It seems to me that His Holiness is having a hard time of it as of late.
Apparently, having run out of every other kind of human being to alienate, he’s had to turn against his own once again. I wonder, at what point will ole’ Benny answer the question, “What’s wrong with Catholicism?” with the response, “All those damned Catholics!” or, better yet, “Jesus.”
When he first took office back in 2005, he blamed the pedophile priest scandal on gay men sneaking into seminaries (Benny likes to assume that every gay man is a card-carrying member of NAMBLA). It struck me then that those sounded like awfully strange words, coming from a man in a sequined dress.
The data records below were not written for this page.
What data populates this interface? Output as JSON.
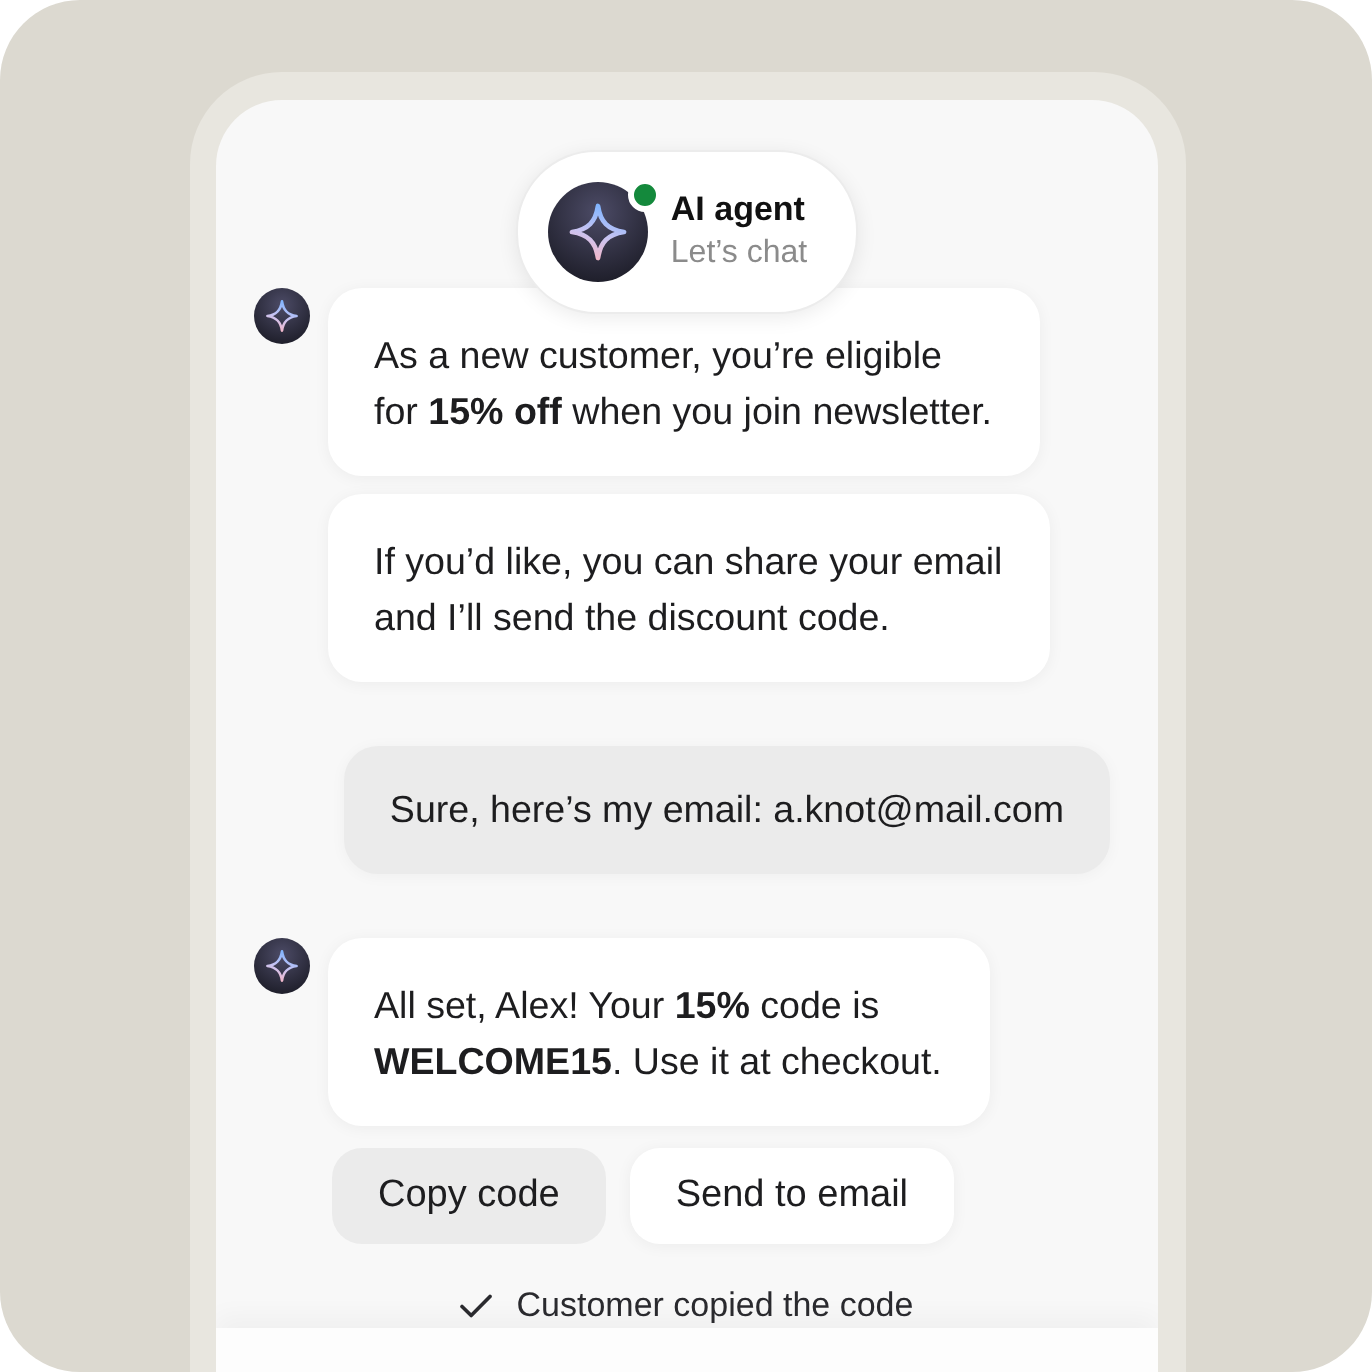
{
  "header": {
    "title": "AI agent",
    "subtitle": "Let’s chat",
    "online": true
  },
  "messages": [
    {
      "kind": "agent",
      "show_avatar": true,
      "text": "As a new customer, you’re eligible\nfor **15% off** when you join newsletter."
    },
    {
      "kind": "agent",
      "show_avatar": false,
      "text": "If you’d like, you can share your email\nand I’ll send the discount code."
    },
    {
      "kind": "user",
      "text": "Sure, here’s my email: a.knot@mail.com"
    },
    {
      "kind": "agent",
      "show_avatar": true,
      "text": "All set, Alex! Your **15%** code is\n**WELCOME15**. Use it at checkout."
    }
  ],
  "actions": [
    {
      "label": "Copy code",
      "selected": true
    },
    {
      "label": "Send to email",
      "selected": false
    }
  ],
  "status": {
    "text": "Customer copied the code",
    "checked": true
  }
}
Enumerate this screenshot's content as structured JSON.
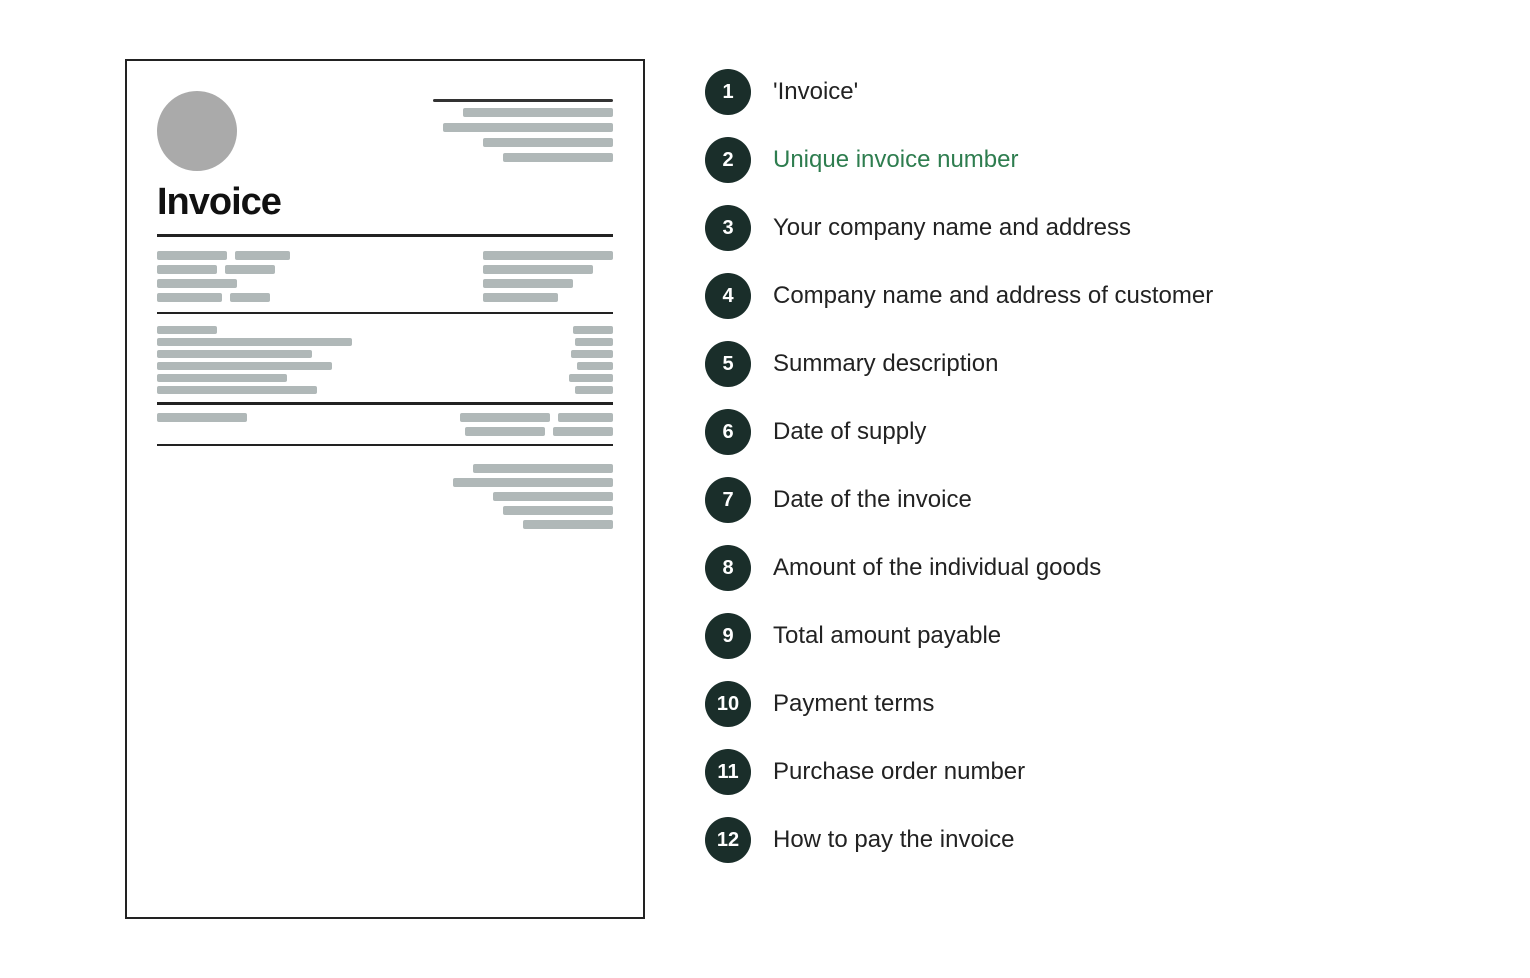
{
  "invoice_doc": {
    "title": "Invoice",
    "header_lines": [
      {
        "width": 180,
        "height": 3
      },
      {
        "width": 140,
        "height": 8
      },
      {
        "width": 160,
        "height": 8
      },
      {
        "width": 120,
        "height": 8
      },
      {
        "width": 100,
        "height": 8
      }
    ]
  },
  "numbered_items": [
    {
      "number": "1",
      "label": "'Invoice'",
      "green": false
    },
    {
      "number": "2",
      "label": "Unique invoice number",
      "green": true
    },
    {
      "number": "3",
      "label": "Your company name and address",
      "green": false
    },
    {
      "number": "4",
      "label": "Company name and address of customer",
      "green": false
    },
    {
      "number": "5",
      "label": "Summary description",
      "green": false
    },
    {
      "number": "6",
      "label": "Date of supply",
      "green": false
    },
    {
      "number": "7",
      "label": "Date of the invoice",
      "green": false
    },
    {
      "number": "8",
      "label": "Amount of the individual goods",
      "green": false
    },
    {
      "number": "9",
      "label": "Total amount payable",
      "green": false
    },
    {
      "number": "10",
      "label": "Payment terms",
      "green": false
    },
    {
      "number": "11",
      "label": "Purchase order number",
      "green": false
    },
    {
      "number": "12",
      "label": "How to pay the invoice",
      "green": false
    }
  ]
}
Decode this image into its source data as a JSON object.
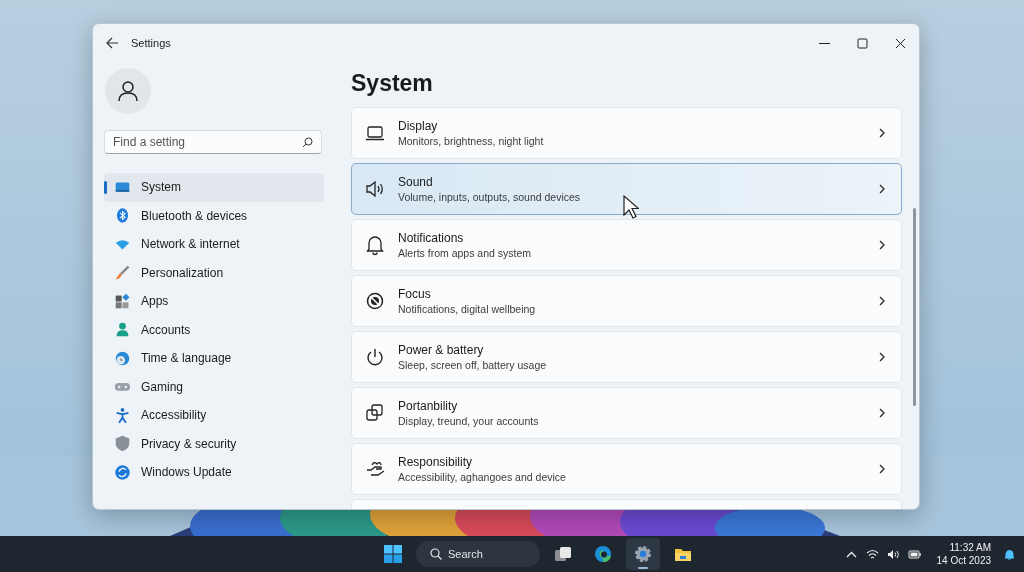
{
  "window": {
    "title": "Settings",
    "heading": "System"
  },
  "search": {
    "placeholder": "Find a setting"
  },
  "sidebar": {
    "items": [
      {
        "label": "System",
        "selected": true
      },
      {
        "label": "Bluetooth & devices",
        "selected": false
      },
      {
        "label": "Network & internet",
        "selected": false
      },
      {
        "label": "Personalization",
        "selected": false
      },
      {
        "label": "Apps",
        "selected": false
      },
      {
        "label": "Accounts",
        "selected": false
      },
      {
        "label": "Time & language",
        "selected": false
      },
      {
        "label": "Gaming",
        "selected": false
      },
      {
        "label": "Accessibility",
        "selected": false
      },
      {
        "label": "Privacy & security",
        "selected": false
      },
      {
        "label": "Windows Update",
        "selected": false
      }
    ]
  },
  "settings": [
    {
      "title": "Display",
      "subtitle": "Monitors, brightness, night light",
      "hovered": false
    },
    {
      "title": "Sound",
      "subtitle": "Volume, inputs, outputs, sound devices",
      "hovered": true
    },
    {
      "title": "Notifications",
      "subtitle": "Alerts from apps and system",
      "hovered": false
    },
    {
      "title": "Focus",
      "subtitle": "Notifications, digital wellbeing",
      "hovered": false
    },
    {
      "title": "Power & battery",
      "subtitle": "Sleep, screen off, battery usage",
      "hovered": false
    },
    {
      "title": "Portanbility",
      "subtitle": "Display, treund, your accounts",
      "hovered": false
    },
    {
      "title": "Responsibility",
      "subtitle": "Accessibility, aghangoes and device",
      "hovered": false
    }
  ],
  "taskbar": {
    "search_label": "Search",
    "apps": [
      {
        "active": false
      },
      {
        "active": false
      },
      {
        "active": true
      },
      {
        "active": false
      }
    ],
    "time": "11:32 AM",
    "date": "14 Oct 2023"
  }
}
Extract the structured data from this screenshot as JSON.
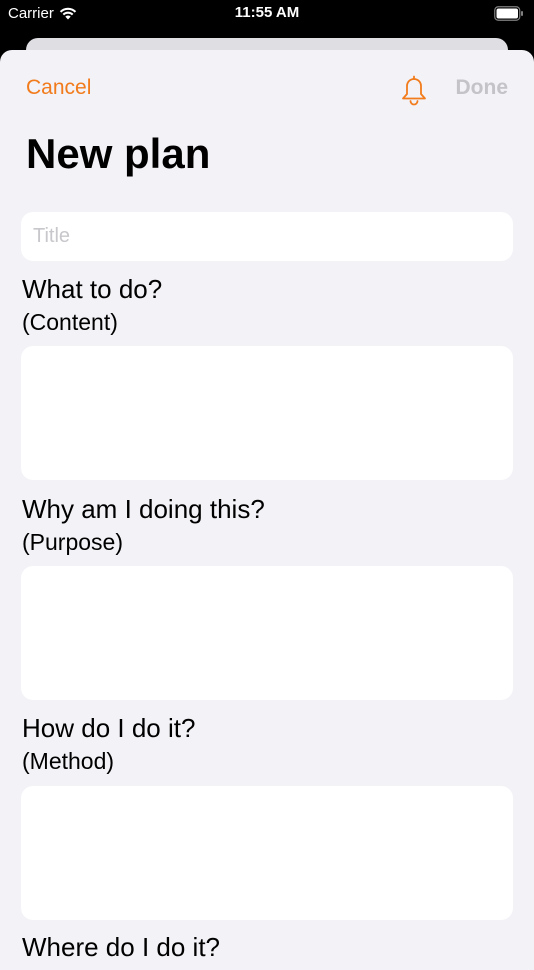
{
  "status_bar": {
    "carrier": "Carrier",
    "time": "11:55 AM"
  },
  "nav": {
    "cancel_label": "Cancel",
    "done_label": "Done",
    "accent_color": "#f27b1b",
    "disabled_color": "#c4c4c8",
    "bell_icon": "bell-icon"
  },
  "page": {
    "title": "New plan"
  },
  "title_field": {
    "placeholder": "Title",
    "value": ""
  },
  "fields": [
    {
      "label": "What to do?",
      "sub": "(Content)",
      "value": ""
    },
    {
      "label": "Why am I doing this?",
      "sub": "(Purpose)",
      "value": ""
    },
    {
      "label": "How do I do it?",
      "sub": "(Method)",
      "value": ""
    },
    {
      "label": "Where do I do it?",
      "sub": "",
      "value": ""
    }
  ]
}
Before that, during his days as the head of the Inquisition, he presided over the silencing of Fr. Leonardo Boff, a liberation theologian who dared to suggest that the hierarchy of the church existed in order to empower the laity, not vice versa. For this, Boff was branded as a communist and eventually excommunicated. Galileo is spinning in his grave.
These days, the newest threat to Catholicism comes from another unexpected source: nuns. I can imagine Jon Lovitz in papal regalia, shouting, “That’s the ticket!”
Nicholas Kristof of the New York Times has produced a fabulous column on Papa Benny’s latest witch hunt. Click the link below to read it for yourself:
If you’re into signing petitions, you can support this one at change.org:
Drawing from my years of experience working with the mentally ill and chemically dependent, I typically find that one is most insane when you think that you’re just fine and it’s everyone else that’s gone mad.
Having turned the spotlight of accusation on every other Catholic but himself, I think the rhetorical question, “Is the Pope Catholic?” is worth asking.
One thought on ““We’ll have Nun of that!” (or “Is the Pope Catholic?”)”
Bravo, Barrett. CB and I visited Sisters of Guadeloupe a number of years ago on a retreat organized by the Weston Priory monks. The order had recently been investigated by the vatican. After arrriving at the mother house and demanding to see what they actually were doing, the perfumed papal emisary refused to walk the several muddy backcountry miles into the mountains to visit the sisters at a mission outpost. Hmm. Too much reality for them. Those sisters were gentle and fiercely brave at the same time.